What is detention?

This is typically when law enforcement officers temporarily stop someone in a public place, and don’t move them to another location. This can be to:


  • Ask the person to justify their presence and activity at that location
  • Identify themselves


This may happen if, for example, someone is loitering or acting suspiciously in an area that’s known for drug sales - so the officers may detain this person for questioning. If the officers have reasonable suspicion that the person may be dangerous, they may do a ‘pat down’ to search for weapons. They can go into pockets or bags without permission but, if they feel something, they may believe is a weapon, they can reach for it.


Other ways to search someone may include sniffer dogs, a metal detector, or a computer search for any outstanding warrants. A detention stop allows law enforcement officers to determine whether a suspect should be arrested, investigated further, or take no action. The officers don’t have to inform someone of their rights.


What does being arrested mean?

Law enforcement officers need probable cause to arrest someone, and a reasonable person would not feel free to leave because of the actions of the officers. The person is then taken into custody, and this could mean the person is taken to a police station or the person believes they will not be able to leave within a short time period.
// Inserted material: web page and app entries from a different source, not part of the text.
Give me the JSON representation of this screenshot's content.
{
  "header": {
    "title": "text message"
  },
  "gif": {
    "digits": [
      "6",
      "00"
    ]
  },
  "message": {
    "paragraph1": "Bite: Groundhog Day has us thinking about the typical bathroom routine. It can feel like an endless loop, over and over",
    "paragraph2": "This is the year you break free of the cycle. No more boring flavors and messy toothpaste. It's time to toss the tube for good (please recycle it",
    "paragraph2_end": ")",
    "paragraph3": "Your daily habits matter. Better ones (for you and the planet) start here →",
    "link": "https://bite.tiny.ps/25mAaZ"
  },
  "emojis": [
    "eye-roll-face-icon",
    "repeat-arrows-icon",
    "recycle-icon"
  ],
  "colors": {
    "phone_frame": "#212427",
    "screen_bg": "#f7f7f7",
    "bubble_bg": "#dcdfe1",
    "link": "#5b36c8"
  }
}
Once arrested, the person must be advised of their rights by the officers before being questioned. This will include their right to remain silent, to have an attorney present during questioning, and to have an attorney provided by the state if they cannot afford one themselves. A person also has rights to having a reasonable bail imposed, to see a judge promptly, and to know about the charges against them.


When are you in custody?

Circumstances that suggest you’re in custody include:


  • Being physically restrained or handcuffed
  • Whether an officer informs you that you’re free to leave
  • Your personal property is retained by an officer (e.g. driver’s license)
  • If there’s a show of force, e.g. loud comments, drawn weapons


If you are in custody, and bail has been set, then you may wish to use a bail bondsman. This means that you can get help to post a bond and deal with the other expenses related to incarceration - and you can be released from custody within one to three hours after the bond is posted.



Being in custody isn’t a pleasant experience, but by understanding exactly what it means and what you and your loved ones can do to help, you can hopefully move past the troubling experience sooner rather than later.